**What you are asked to do**
Where the line holding "Enumerate this screenshot's" appears, start copying, and continue exactly through the last line of the listing, skipping pictures.

**Information**
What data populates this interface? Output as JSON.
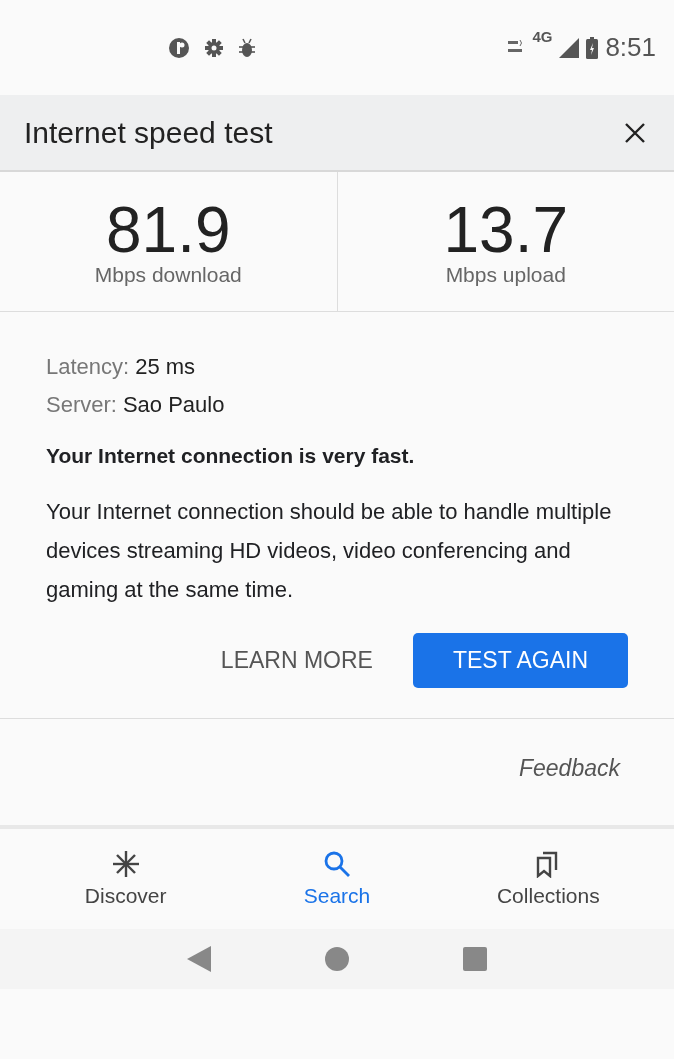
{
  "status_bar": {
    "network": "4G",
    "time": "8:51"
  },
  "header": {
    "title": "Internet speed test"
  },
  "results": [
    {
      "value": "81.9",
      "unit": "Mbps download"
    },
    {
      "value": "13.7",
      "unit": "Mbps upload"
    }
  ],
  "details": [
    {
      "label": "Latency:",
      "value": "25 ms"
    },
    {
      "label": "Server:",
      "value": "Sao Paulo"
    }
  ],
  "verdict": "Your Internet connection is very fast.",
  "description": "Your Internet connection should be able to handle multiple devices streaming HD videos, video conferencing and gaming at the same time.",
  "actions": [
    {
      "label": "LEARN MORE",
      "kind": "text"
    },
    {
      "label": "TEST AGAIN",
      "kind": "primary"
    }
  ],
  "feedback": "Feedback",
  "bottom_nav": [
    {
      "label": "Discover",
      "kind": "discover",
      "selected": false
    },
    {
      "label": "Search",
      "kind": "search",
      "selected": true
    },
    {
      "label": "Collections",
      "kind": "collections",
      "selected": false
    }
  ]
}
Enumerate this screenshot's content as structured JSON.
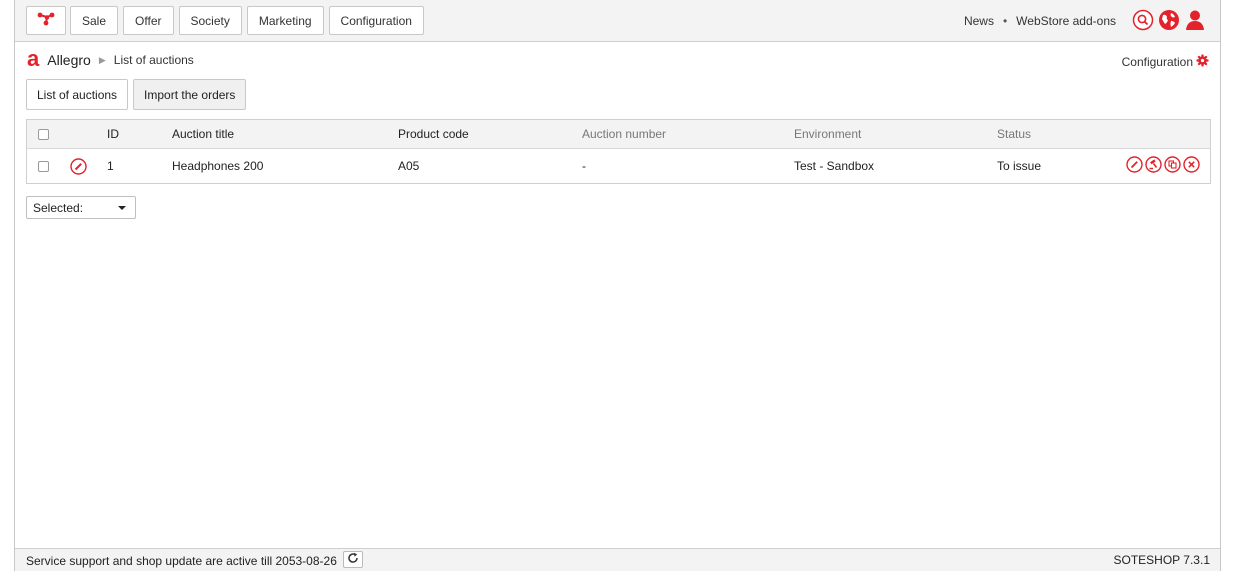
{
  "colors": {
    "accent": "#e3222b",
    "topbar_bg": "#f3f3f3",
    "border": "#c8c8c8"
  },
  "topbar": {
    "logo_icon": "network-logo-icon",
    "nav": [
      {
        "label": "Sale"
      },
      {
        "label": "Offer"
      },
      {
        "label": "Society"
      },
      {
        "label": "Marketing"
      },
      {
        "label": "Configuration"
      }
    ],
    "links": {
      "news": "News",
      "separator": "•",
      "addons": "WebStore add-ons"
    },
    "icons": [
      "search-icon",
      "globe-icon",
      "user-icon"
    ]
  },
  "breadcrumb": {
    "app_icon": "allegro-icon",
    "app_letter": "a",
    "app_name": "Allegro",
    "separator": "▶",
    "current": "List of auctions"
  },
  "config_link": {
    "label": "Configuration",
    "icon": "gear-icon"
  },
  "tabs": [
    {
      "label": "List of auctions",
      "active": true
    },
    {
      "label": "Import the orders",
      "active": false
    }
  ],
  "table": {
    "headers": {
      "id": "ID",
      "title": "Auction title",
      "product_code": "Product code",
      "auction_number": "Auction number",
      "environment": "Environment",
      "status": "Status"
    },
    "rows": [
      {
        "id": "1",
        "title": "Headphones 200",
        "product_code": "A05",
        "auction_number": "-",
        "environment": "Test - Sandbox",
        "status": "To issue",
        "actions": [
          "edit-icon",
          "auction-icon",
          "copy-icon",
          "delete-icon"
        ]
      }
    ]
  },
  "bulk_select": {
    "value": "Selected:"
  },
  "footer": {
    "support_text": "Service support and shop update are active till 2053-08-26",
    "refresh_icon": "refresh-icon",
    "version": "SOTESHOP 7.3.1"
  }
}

**Solution to the problem**
Enumerate this screenshot's content as structured JSON.
{
  "colors": {
    "accent": "#e3222b",
    "topbar_bg": "#f3f3f3",
    "border": "#c8c8c8"
  },
  "topbar": {
    "logo_icon": "network-logo-icon",
    "nav": [
      {
        "label": "Sale"
      },
      {
        "label": "Offer"
      },
      {
        "label": "Society"
      },
      {
        "label": "Marketing"
      },
      {
        "label": "Configuration"
      }
    ],
    "links": {
      "news": "News",
      "separator": "•",
      "addons": "WebStore add-ons"
    },
    "icons": [
      "search-icon",
      "globe-icon",
      "user-icon"
    ]
  },
  "breadcrumb": {
    "app_icon": "allegro-icon",
    "app_letter": "a",
    "app_name": "Allegro",
    "separator": "▶",
    "current": "List of auctions"
  },
  "config_link": {
    "label": "Configuration",
    "icon": "gear-icon"
  },
  "tabs": [
    {
      "label": "List of auctions",
      "active": true
    },
    {
      "label": "Import the orders",
      "active": false
    }
  ],
  "table": {
    "headers": {
      "id": "ID",
      "title": "Auction title",
      "product_code": "Product code",
      "auction_number": "Auction number",
      "environment": "Environment",
      "status": "Status"
    },
    "rows": [
      {
        "id": "1",
        "title": "Headphones 200",
        "product_code": "A05",
        "auction_number": "-",
        "environment": "Test - Sandbox",
        "status": "To issue",
        "actions": [
          "edit-icon",
          "auction-icon",
          "copy-icon",
          "delete-icon"
        ]
      }
    ]
  },
  "bulk_select": {
    "value": "Selected:"
  },
  "footer": {
    "support_text": "Service support and shop update are active till 2053-08-26",
    "refresh_icon": "refresh-icon",
    "version": "SOTESHOP 7.3.1"
  }
}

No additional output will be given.